Power series allow us to represent associated functions on an appropriate interval.
By the end of this section you should be able to do the following:
Represent a function as a Taylor series or a Maclaurin series.
Interpret Taylor series and Maclaurin series.
Represent a function at a point as a Taylor polynomial.
Approximate function values using a Taylor polynomial.
By the end of this section you should know the following:
There is a formula for finding the coefficient of the nth degree term in a Taylor polynomial (see below).
In many cases, as the degree of a Taylor polynomial increases, the nth degree polynomial will approach the original function over some interval.
Taylor polynomials for a function f centered at x = a can be used to approximate function values of f near x = a.

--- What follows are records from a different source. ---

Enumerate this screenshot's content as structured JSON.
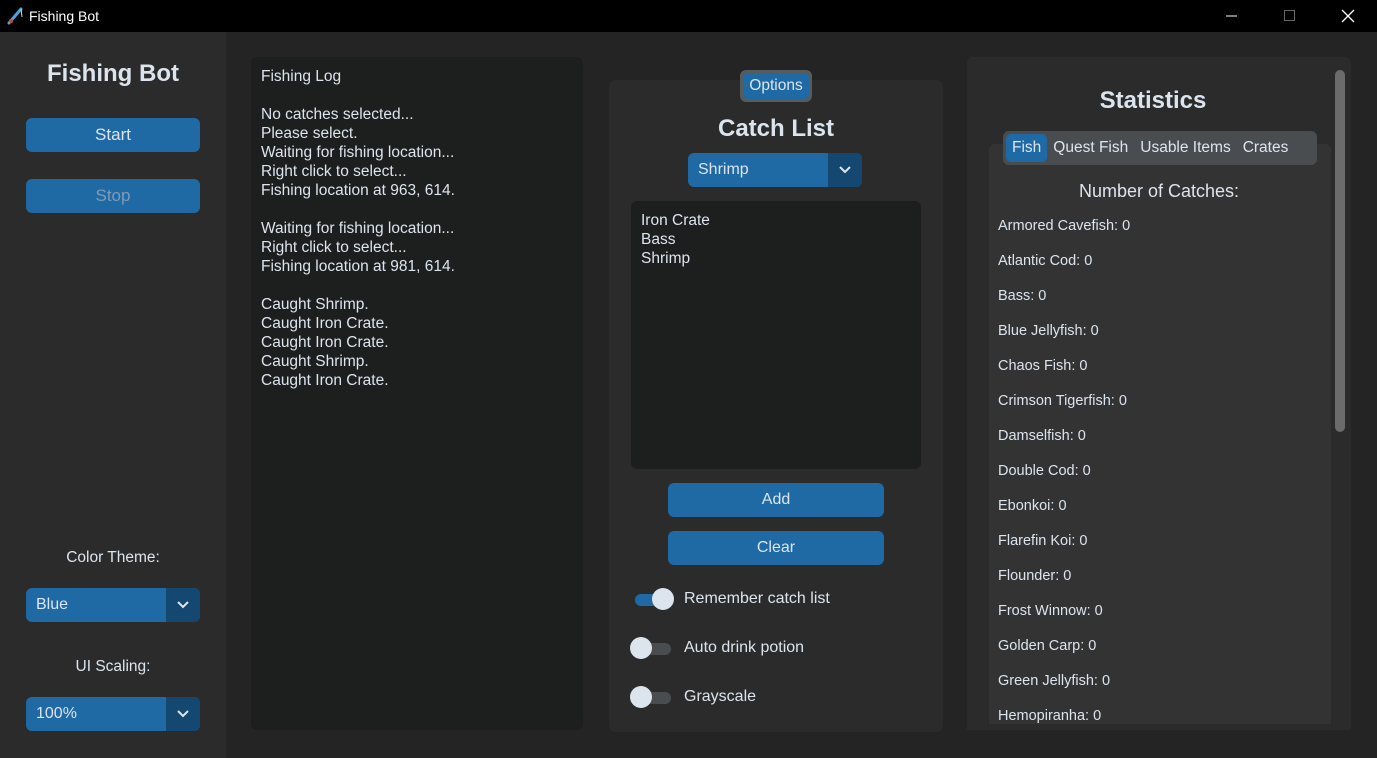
{
  "window": {
    "title": "Fishing Bot",
    "controls": [
      "minimize",
      "maximize",
      "close"
    ]
  },
  "sidebar": {
    "title": "Fishing Bot",
    "start_label": "Start",
    "stop_label": "Stop",
    "color_theme_label": "Color Theme:",
    "color_theme_value": "Blue",
    "ui_scaling_label": "UI Scaling:",
    "ui_scaling_value": "100%"
  },
  "log": {
    "lines": [
      "Fishing Log",
      "",
      "No catches selected...",
      "Please select.",
      "Waiting for fishing location...",
      "Right click to select...",
      "Fishing location at 963, 614.",
      "",
      "Waiting for fishing location...",
      "Right click to select...",
      "Fishing location at 981, 614.",
      "",
      "Caught Shrimp.",
      "Caught Iron Crate.",
      "Caught Iron Crate.",
      "Caught Shrimp.",
      "Caught Iron Crate."
    ]
  },
  "catch": {
    "options_label": "Options",
    "title": "Catch List",
    "selected": "Shrimp",
    "items": [
      "Iron Crate",
      "Bass",
      "Shrimp"
    ],
    "add_label": "Add",
    "clear_label": "Clear",
    "switches": [
      {
        "label": "Remember catch list",
        "on": true
      },
      {
        "label": "Auto drink potion",
        "on": false
      },
      {
        "label": "Grayscale",
        "on": false
      }
    ]
  },
  "stats": {
    "title": "Statistics",
    "tabs": [
      "Fish",
      "Quest Fish",
      "Usable Items",
      "Crates"
    ],
    "active_tab": "Fish",
    "heading": "Number of Catches:",
    "lines": [
      "Armored Cavefish: 0",
      "Atlantic Cod: 0",
      "Bass: 0",
      "Blue Jellyfish: 0",
      "Chaos Fish: 0",
      "Crimson Tigerfish: 0",
      "Damselfish: 0",
      "Double Cod: 0",
      "Ebonkoi: 0",
      "Flarefin Koi: 0",
      "Flounder: 0",
      "Frost Winnow: 0",
      "Golden Carp: 0",
      "Green Jellyfish: 0",
      "Hemopiranha: 0"
    ]
  },
  "colors": {
    "accent": "#1f6aa5",
    "accent_dark": "#144870",
    "panel": "#2b2b2b",
    "bg": "#242424",
    "textbox": "#1d1e1e",
    "text": "#dce4ee"
  }
}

A Taylor polynomial for f(x) is a partial sum of the Taylor series for f(x).
The Maclaurin series for 1/(1-x) is a geometric series.
The Maclaurin series for sin x , cos x, and e^x provides the foundation for constructing the Maclaurin series for other functions.